Giant reed facts 5: Habitat
Arundo donax is adapted to a wide variety of conditions, but is generally associated with riparian and wetland systems. The giant reed has been widely planted and naturalised in the mild temperate, subtropical and tropical regions, especially in the Mediterranean, California, the western Pacific and the Caribbean.
Giant reed facts 6: Invasiveness
The most common misbelief about Arundo donax is connected to its invasiveness. This misinterpretation comes from bad management and human incompetence. To name a biological fact why Arundo is NOT invasive is that it has no viable seeds. When the giant reed is grown using properly managed agricultural practices, it shows no signs of invasiveness in countries including Spain, Greece, Italy, Australia, Hungary, Mauritius, Honduras, and the United States. To add to the list, we have had successful plantations in Brazil, China, Sudan, Romania, Slovakia, Serbia, Philippines, and Madagascar – no one has ever declared Arundo donax invasive.

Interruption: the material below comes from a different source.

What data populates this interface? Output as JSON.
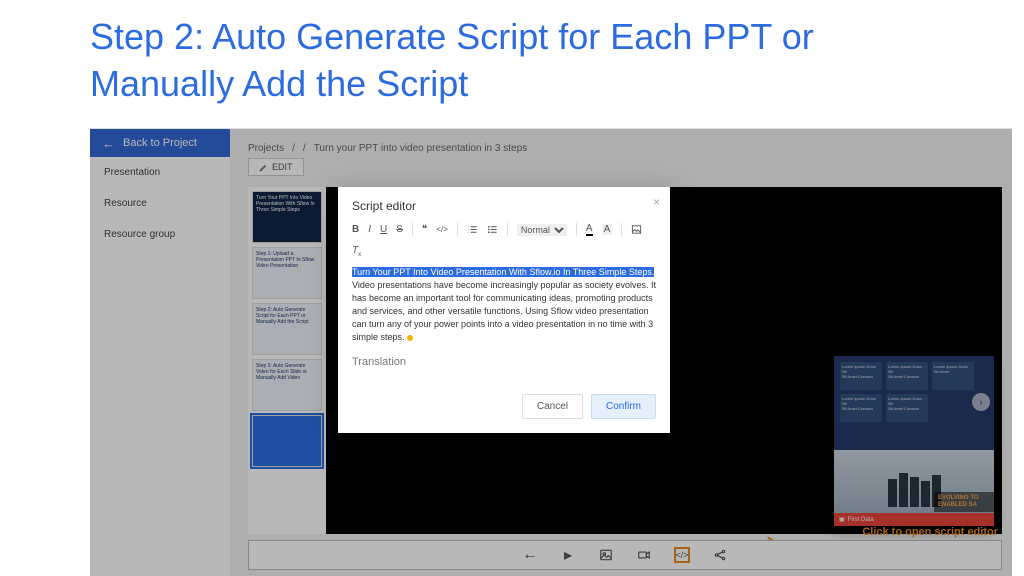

Giant reed facts 7: Soil preference
Plants can grow in a variety of soils, from heavy clays to loose sands and gravelly soils, but they mostly prefer wet drained soils. Giant reed was found to grow rapidly in soil contaminated with arsenic, cadmium and lead; limited metal translocation from roots to shoots accounted for its strong tolerance to heavy metals.
Giant reed fact 8: Yield
Clearly, it depends on climate and applied agricultural technology, but the yield of this revolutionary energy cane is between 50-80 dry tonnes per hectare, an income that is measured annually from the first year.
Giant reed fact 9: Harvest time
The dates between August and September are found the ideal timing for a single harvest, however, for a higher yielding double harvest, the most ideal dates would be first in June and then again in October or in July and October, as double harvest increases the methane yield per hectare by 20–35%.
Giant reed fact 10: Uses
As for its uses, the giant reed is incredibly versatile. As an energy crop, the plant can be used to produce biomass, biogas, pellets and briquettes, bioethanol, furniture, paper and even forage feedstock. Other uses include phytoremediation and carbon sequestration. Musical instruments are also often made of the cane.